STEPHEN FREARS (My Beautiful Launderette, The Queen) has delivered what must certainly be the last film about Queen Victoria for some time.
We are on the second series of the ITV play about her immature life and this is the second time Dame Judi Dench has taken her on.
Post-Albert and Mr Brown, we are now treated to a humorous and comfortable film about the Queen’s bizarre loyalty with an Indian clerk.
The pairing creates a right old ruck in the house domicile as the naivety of her crony softens Victoria’s opinion on life, bringing her comfort in her last days.
It’s an engaging story and the expel play it to perfection.
Eddie Izzard is pleasant as future aristocrat Bertie and it is congested full of shining cameos, such as Simon Callow as Puccini.
But nonetheless again Judi Dench’s black totally steals every scene, even when she is defunct or dead.
There are copiousness of good moments to penchant – in sold a party stage where the subjects try to keep up with an intensely inspired Victoria.
My one big dispute was the opening statement: “Based on genuine events . . . mostly.” What does that mean? That yes, there was a Queen Victoria but all else is nonsense?
Go tough or go home with statements like that. It also has a 19th century Indian visiting London and saying: “Cut all the nicey-nicey crap.”
Often farcical, spasmodic touching, somewhat hammy but always entertaining, this is good, easy fun.

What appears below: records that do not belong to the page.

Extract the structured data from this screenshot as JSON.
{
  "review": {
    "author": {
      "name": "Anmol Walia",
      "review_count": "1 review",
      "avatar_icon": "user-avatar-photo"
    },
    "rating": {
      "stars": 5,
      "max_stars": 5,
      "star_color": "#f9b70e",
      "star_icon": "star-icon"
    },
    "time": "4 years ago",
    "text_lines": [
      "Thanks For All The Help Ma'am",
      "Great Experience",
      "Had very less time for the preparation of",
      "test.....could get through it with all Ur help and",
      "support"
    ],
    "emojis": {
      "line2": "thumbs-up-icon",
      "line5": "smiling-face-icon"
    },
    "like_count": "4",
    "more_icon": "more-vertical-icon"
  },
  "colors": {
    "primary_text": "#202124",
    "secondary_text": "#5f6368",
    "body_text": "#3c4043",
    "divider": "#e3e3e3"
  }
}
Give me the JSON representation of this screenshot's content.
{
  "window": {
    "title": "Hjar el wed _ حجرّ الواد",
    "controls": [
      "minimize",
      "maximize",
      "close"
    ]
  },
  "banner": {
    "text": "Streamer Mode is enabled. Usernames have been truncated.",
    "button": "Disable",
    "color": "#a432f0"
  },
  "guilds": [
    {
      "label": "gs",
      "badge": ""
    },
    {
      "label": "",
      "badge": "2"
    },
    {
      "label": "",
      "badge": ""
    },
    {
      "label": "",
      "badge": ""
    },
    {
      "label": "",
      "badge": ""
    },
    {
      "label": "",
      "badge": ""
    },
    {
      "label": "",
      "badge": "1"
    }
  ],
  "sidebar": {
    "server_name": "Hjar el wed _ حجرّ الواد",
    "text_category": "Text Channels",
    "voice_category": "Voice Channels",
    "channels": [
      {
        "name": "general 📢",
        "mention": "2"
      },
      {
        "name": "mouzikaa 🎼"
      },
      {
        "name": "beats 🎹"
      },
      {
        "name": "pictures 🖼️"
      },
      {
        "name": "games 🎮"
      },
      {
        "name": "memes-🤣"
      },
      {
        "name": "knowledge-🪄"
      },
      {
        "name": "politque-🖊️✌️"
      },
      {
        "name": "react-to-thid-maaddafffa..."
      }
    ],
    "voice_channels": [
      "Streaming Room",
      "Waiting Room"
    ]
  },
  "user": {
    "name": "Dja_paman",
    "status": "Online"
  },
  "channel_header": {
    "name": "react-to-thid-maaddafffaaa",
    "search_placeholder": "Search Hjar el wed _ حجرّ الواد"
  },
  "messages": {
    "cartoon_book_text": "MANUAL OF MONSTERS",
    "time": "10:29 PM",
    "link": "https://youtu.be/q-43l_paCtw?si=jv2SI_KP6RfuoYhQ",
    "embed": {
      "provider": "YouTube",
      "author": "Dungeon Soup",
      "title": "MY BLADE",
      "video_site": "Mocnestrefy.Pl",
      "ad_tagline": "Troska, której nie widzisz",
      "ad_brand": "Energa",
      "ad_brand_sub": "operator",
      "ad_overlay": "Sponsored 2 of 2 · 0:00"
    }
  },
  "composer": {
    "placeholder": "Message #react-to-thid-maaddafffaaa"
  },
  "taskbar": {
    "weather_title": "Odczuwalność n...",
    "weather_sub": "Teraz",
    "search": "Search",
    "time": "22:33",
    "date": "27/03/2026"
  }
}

You already know what it will be like – but that is a and in this case.
Victoria Abdul (PG) 112 mins